As part of Germany Week, Auto Futures revisits an interview with a CEO of a start-up transforming the in-car experience.
These days holoride’s CEO, Nils Wollny, knocks around with Hollywood royalty. Earlier this year the Munich-based start-up announced that U.S. film and TV directors, Anthony and Joseph Russo, have joined its advisory board. The Russo Brothers are best known for directing four instalments in the Marvel Cinematic Universe, and most recently, Avengers: Endgame. They also directed episodes of the TV sitcom ‘Arrested Development’.
“We’re thrilled to add some of the world’s most talented industry leaders and pioneers to our advisory board,” states Wollny.
“It’s critical that holoride is equipped with experts that touch each key audience segment. From entertainment, to transportation, technology, and finance, holoride is tapping into a diverse suite of entrepreneurs to move our company forward,” he adds.
Holoride is causing a major buzz because it can quite literally transform a car into a moving theme park. Its technology synchronizes the motion and travel route of a vehicle with virtual reality content and this creates a hyper-immersive experience for passengers.
“Our ultimate focus is on the passenger experience — to turn transit time, which is often perceived as wasted time, into valuable time. We want to help people on the go become happier, smarter and even more productive,” says Wollny.
No limit to where a car can take you
Holoride was spun out of Audi in 2018 but it remains an investor and partner. Nils and his co-founders – Marcus Kuehne and Daniel Profendiner – started with the ambition to establish an agnostic platform that unites car manufacturers, mobility providers and content creators.
Its platform utilises what holoride calls ‘elastic content’. Wollny explains: “It is influenced by the layout of the route (turns, straight passages, etc.), driving style and even the environment the car is driving through. With this, a new level of immersion is created. Our tech matches in real-time what passengers are seeing in the virtual world with the movement of the vehicle in the real world.”
For example, in October 2019, holoride partnered with Ford and Universal Pictures to launch the first in-vehicle VR experience available to the general public called the ‘Universal Monsters: Bride of Frankenstein’. Guests were offered the experience inside the latest Ford Explorer where riders strapped on a VR headset and were transported to the world of Frankenstein.
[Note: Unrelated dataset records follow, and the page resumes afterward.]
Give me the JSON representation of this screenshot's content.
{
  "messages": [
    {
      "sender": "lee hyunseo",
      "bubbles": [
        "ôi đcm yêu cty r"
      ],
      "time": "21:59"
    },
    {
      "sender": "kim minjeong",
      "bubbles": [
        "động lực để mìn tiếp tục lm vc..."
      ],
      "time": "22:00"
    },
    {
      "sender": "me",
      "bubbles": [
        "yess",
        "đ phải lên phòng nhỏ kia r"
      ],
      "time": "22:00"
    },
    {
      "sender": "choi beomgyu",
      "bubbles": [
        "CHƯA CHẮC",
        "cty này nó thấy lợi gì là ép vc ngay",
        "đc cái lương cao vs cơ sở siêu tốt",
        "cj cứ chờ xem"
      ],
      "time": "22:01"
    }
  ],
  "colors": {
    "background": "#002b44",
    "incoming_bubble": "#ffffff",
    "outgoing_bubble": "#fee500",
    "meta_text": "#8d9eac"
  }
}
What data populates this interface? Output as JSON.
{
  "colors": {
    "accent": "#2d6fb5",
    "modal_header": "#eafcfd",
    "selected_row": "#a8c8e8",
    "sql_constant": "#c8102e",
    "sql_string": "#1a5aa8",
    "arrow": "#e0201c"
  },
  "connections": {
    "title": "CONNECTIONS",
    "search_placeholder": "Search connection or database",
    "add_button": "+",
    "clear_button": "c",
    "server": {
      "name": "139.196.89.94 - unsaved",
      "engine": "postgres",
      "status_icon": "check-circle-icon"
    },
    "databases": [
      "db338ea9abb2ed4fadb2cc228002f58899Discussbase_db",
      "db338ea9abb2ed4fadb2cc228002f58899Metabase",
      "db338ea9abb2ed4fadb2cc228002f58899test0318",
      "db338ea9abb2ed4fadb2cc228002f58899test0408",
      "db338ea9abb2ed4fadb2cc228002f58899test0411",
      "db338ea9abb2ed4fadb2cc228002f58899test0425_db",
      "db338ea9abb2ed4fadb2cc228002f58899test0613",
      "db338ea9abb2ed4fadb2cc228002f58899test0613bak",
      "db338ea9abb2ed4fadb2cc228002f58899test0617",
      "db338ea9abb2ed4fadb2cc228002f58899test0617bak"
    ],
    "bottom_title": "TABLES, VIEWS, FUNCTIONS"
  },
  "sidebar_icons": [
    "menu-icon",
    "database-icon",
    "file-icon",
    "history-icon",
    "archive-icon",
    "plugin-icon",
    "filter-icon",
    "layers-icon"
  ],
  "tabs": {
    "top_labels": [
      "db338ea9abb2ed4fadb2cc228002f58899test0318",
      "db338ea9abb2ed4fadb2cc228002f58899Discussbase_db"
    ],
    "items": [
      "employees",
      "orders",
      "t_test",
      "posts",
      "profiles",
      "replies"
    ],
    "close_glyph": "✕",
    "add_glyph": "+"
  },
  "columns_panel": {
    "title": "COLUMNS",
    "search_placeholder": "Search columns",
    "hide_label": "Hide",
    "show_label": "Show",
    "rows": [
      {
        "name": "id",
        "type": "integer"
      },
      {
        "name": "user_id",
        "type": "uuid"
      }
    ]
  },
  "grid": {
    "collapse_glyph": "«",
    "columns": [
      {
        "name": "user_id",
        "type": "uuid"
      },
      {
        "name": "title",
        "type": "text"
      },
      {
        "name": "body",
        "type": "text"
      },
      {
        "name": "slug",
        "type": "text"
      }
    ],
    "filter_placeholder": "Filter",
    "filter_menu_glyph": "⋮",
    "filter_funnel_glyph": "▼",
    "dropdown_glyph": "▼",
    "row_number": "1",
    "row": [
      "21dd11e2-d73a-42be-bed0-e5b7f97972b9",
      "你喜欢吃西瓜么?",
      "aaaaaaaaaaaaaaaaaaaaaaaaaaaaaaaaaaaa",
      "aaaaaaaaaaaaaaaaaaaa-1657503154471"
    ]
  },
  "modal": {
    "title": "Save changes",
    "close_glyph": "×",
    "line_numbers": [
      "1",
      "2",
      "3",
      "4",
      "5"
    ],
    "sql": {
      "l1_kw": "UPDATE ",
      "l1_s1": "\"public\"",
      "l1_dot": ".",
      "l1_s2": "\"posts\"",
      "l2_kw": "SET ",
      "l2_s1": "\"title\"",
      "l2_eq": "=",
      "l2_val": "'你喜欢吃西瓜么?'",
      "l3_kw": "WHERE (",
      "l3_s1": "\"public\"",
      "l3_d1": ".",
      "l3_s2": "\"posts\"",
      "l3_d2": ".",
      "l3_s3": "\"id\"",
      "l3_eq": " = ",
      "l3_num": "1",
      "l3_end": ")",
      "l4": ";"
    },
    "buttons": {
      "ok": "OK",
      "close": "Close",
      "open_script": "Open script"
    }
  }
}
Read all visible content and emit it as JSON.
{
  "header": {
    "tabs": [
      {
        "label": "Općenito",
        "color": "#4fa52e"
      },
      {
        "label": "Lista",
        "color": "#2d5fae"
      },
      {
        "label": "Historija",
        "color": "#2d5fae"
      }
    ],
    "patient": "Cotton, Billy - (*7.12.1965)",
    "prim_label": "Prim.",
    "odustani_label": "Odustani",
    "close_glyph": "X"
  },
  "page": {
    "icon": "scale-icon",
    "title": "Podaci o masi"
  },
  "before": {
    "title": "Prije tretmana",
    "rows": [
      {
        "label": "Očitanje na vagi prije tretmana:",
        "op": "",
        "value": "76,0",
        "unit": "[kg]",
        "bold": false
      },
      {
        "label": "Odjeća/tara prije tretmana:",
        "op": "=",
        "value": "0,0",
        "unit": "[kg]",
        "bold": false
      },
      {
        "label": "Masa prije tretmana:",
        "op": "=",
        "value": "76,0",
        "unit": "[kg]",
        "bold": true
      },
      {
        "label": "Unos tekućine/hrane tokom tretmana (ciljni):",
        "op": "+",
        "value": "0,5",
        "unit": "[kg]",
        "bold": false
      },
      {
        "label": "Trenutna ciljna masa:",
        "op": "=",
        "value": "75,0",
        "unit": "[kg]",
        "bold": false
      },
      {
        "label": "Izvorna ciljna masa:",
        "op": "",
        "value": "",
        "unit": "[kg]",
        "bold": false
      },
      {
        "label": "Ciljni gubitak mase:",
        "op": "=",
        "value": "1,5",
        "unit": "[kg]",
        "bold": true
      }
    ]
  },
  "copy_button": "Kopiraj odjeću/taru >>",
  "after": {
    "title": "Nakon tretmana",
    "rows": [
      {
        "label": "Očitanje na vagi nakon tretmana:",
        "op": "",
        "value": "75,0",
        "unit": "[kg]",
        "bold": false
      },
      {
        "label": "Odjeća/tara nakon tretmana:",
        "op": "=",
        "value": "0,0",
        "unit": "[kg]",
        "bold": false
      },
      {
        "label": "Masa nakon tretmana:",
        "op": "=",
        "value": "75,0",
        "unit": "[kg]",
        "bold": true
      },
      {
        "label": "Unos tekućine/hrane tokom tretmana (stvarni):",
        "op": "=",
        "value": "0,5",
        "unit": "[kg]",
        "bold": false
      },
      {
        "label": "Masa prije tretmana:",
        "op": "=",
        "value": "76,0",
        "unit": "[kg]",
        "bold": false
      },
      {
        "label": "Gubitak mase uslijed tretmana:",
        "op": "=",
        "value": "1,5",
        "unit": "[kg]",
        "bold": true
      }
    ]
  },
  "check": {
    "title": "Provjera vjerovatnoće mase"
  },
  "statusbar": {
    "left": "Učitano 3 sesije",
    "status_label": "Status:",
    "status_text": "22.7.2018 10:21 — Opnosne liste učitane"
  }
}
“Riders encountered virtual monsters and obstacles along the way. ‘You get beamed away’ was only one of the many reactions that show how thrilled riders are by this new type of in-vehicle experience.
“This partnership with Ford and Universal Pictures reinforced our belief that if OEMs want to unlock untapped digital revenue streams, they must focus on the experience of the passenger, as they are the ones that have ample time during the journey to focus on content that they can literally drive through. Suddenly there’s no limit to where a car can take you,” he notes.
As autonomous vehicles come to fruition and people need options to fill their time in the car, the possibilities will only go up from here.
Wollny says that his near-term goal is to have holoride in passenger vehicles within the next two years.
“People will no longer use their individual vehicles just to get from A-to-B, but they will be seeking an immersive experience instead. Because of this, you can expect to see the rise of in-vehicle entertainment in ride shares and the cost of the actual ride to go down. Ride sharing could become a commodity at almost no cost sooner than we think, and the only premium would be that of the experience you unlock during the trip.”
Wollny concludes: “Not only do we see entertainment being important for the passenger experience in the future, but in-car productivity, edutainment and relaxation possibilities will also be available to riders. As autonomous vehicles come to fruition and people need options to fill their time in the car, the possibilities will only go up from here.”